Thanks for your response and perhaps others may eventually also sign-in with some unexpected help in overcoming all of our fervent desires to win without risking the cost of individually embarrassing our sensational game.

PRCApril 26th, 2017 at 2:33 am

Dear Mr. Wolff et al:
I play in a two table bridge club. Several players have gotten in a bad habit when they get the bid of leading from their hand, and pulling a card from dummy before LHO has a chance to play. It disrupts the rhythm of the game and frankly is rude. Do you or others have any suggestions for how to address this problem? I’ve told them how I feel but they do it anyway. They surely couldn’t get away with that in duplicate!

bobby wolffApril 26th, 2017 at 3:55 am

Hi PRC,

I, of course, do not have any magic potion to solve that rudeness notion you mention.

Perhaps the next time your group meets and before you play the first hand, you should lead a discussion of why everyone should play when only it is his turn. That goes for declarer to wait for his LHO to play before he reaches over and follows from dummy. The rules of our game demands playing in turn, without which, our game cannot be played intelligently.

Then, if during play that bad habit continues, all three of the other players need to call attention to the declarer for not giving his LHO enough time to make a decision on his play.

It may or may not work, but I do not see any better way of dealing with it. Good luck!

Paul FlashenbergApril 26th, 2017 at 1:18 pm

One strategy worth considering is that 3rd hand can say “I don’t have a problem playing to this trick, I am thinking about the whole hand” and then play the appropriate card, so his partner can take no inference.

bobby wolffApril 26th, 2017 at 3:48 pm

Hi Paul,

Your solution is kind of like either:

1. When asked how one is feeling, always say fine, regardless, in order to not make excuses.

or

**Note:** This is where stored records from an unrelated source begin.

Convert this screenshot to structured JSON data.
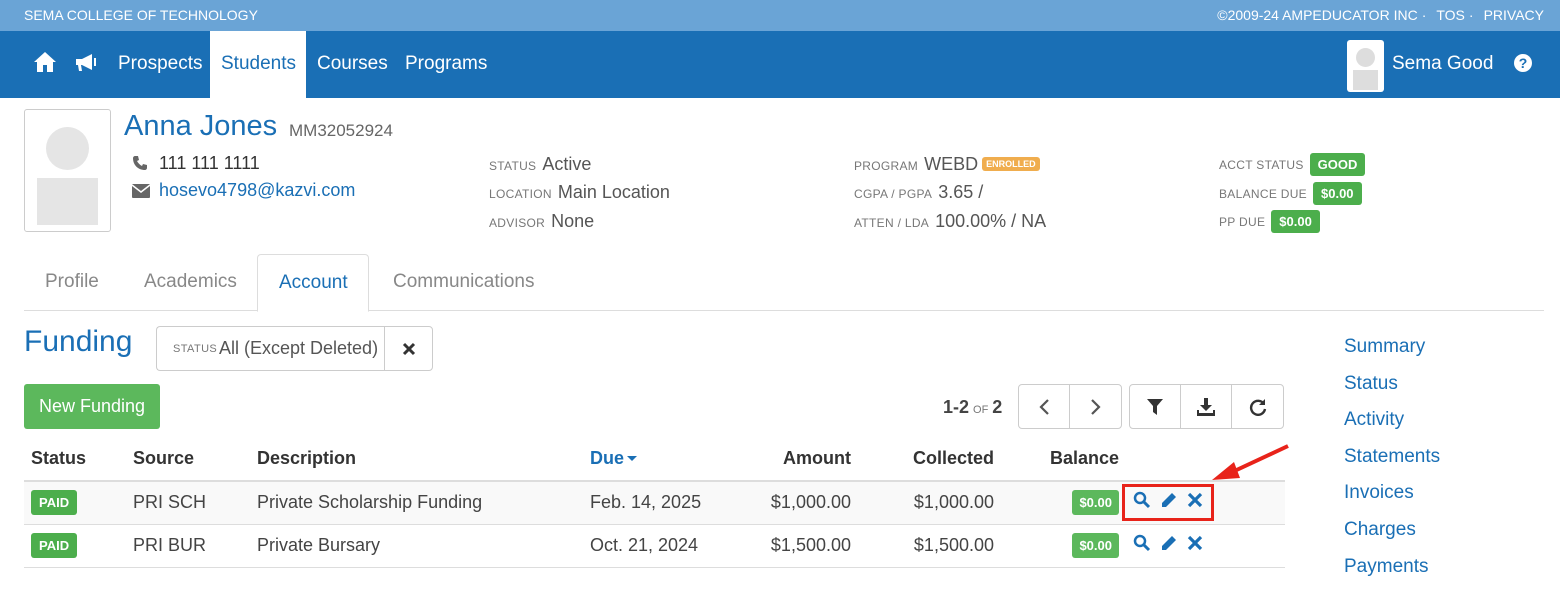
{
  "topbar": {
    "school": "SEMA COLLEGE OF TECHNOLOGY",
    "copyright": "©2009-24 AMPEDUCATOR INC",
    "sep": "·",
    "tos": "TOS",
    "privacy": "PRIVACY"
  },
  "nav": {
    "links": [
      "Prospects",
      "Students",
      "Courses",
      "Programs"
    ],
    "active": "Students",
    "user_name": "Sema Good"
  },
  "student": {
    "name": "Anna Jones",
    "id": "MM32052924",
    "phone": "111 111 1111",
    "email": "hosevo4798@kazvi.com",
    "status_label": "STATUS",
    "status": "Active",
    "location_label": "LOCATION",
    "location": "Main Location",
    "advisor_label": "ADVISOR",
    "advisor": "None",
    "program_label": "PROGRAM",
    "program": "WEBD",
    "program_badge": "ENROLLED",
    "cgpa_label": "CGPA / PGPA",
    "cgpa": "3.65 /",
    "atten_label": "ATTEN / LDA",
    "atten": "100.00% / NA",
    "acct_status_label": "ACCT STATUS",
    "acct_status": "GOOD",
    "balance_due_label": "BALANCE DUE",
    "balance_due": "$0.00",
    "pp_due_label": "PP DUE",
    "pp_due": "$0.00"
  },
  "tabs": [
    "Profile",
    "Academics",
    "Account",
    "Communications"
  ],
  "funding": {
    "title": "Funding",
    "status_filter_label": "STATUS",
    "status_filter_value": "All (Except Deleted)",
    "new_button": "New Funding",
    "pager_range": "1-2",
    "pager_of": "OF",
    "pager_total": "2"
  },
  "table": {
    "headers": [
      "Status",
      "Source",
      "Description",
      "Due",
      "Amount",
      "Collected",
      "Balance"
    ],
    "rows": [
      {
        "status": "PAID",
        "source": "PRI SCH",
        "description": "Private Scholarship Funding",
        "due": "Feb. 14, 2025",
        "amount": "$1,000.00",
        "collected": "$1,000.00",
        "balance": "$0.00"
      },
      {
        "status": "PAID",
        "source": "PRI BUR",
        "description": "Private Bursary",
        "due": "Oct. 21, 2024",
        "amount": "$1,500.00",
        "collected": "$1,500.00",
        "balance": "$0.00"
      }
    ]
  },
  "side_links": [
    "Summary",
    "Status",
    "Activity",
    "Statements",
    "Invoices",
    "Charges",
    "Payments"
  ],
  "colors": {
    "brand_blue": "#1a6fb5",
    "topbar": "#6aa4d6",
    "green": "#5cb85c",
    "highlight_red": "#e8231a"
  },
  "icons": [
    "home-icon",
    "megaphone-icon",
    "help-icon",
    "phone-icon",
    "envelope-icon",
    "times-icon",
    "chevron-left-icon",
    "chevron-right-icon",
    "filter-icon",
    "download-icon",
    "refresh-icon",
    "search-icon",
    "pencil-icon"
  ]
}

2. Directly not tell the truth in order to serve a greater master, often the lame excuse for a politician always seeking support.

however

the above has much to recommend a successful answer to a very common experience with first trick playing by third seat defender.

While I really like your solution then TDs with committees to come need to not only understand that practice, but to approve its use as a “lesser of evils” answer to a serious flaw in our otherwise practical game.

Much thanks for your clear thinking, and who knows, “it might eventually be called the “flash in the bridge question approach”or maybe “Super Paul’s solution”.

However, and an adversarial thought, the 2nd time that partnership tries the same tactics, the opening leader may know too much about that tune, so perhaps that partnership needs to vary those tactics in order to not create a predictable theme.

“Oh, what a tangled web we weave, when first we practice to…….not be sure”.

Paul FlashenbergApril 27th, 2017 at 12:49 pm

I understand your position. However, some declarers intentionally play almost immediately from dummy just to create the problem for 3rd hand. If declarer takes his sweet time from playing from dummy, as it is generally recommended that declarer not play hastily at trick one and plan out the hand, then 3rd hand has the opportunity to think about the hand as well. So it cuts both ways.
Is declarer being unethical went he plays quickly from dummy on some hands and not on others? My solution is just to level the playing ground.

bobby wolffApril 27th, 2017 at 6:00 pm

Hi Paul,

While your point is valid, well thought out and practical, there is a disadvantage with your solution. Likely, more declarers than thought are fairly fast thinkers (after all he, unlike the defense, is able to glance at all 26 instead of 13, of his side’s assets at trick 1 plus, of course, the opening lead).

Also, and somewhat arguable, most experienced players want to encourage opponents to play ASAP in order to keep the game moving, making an appropriate slow down impractical, at least, according to some.

Add the above to most of the time 3rd seat has no problem and a more or less almost automatic play available, therefore suggesting otherwise, may offer a resistant response.

However I agree with you and when defending 3rd chair at the table, I do slow down my play whether it is automatic or not. However, my doing so has little to no impact on solving the problem, making only a strong ethical desire to honor the game by all players, the most practical 100% solution.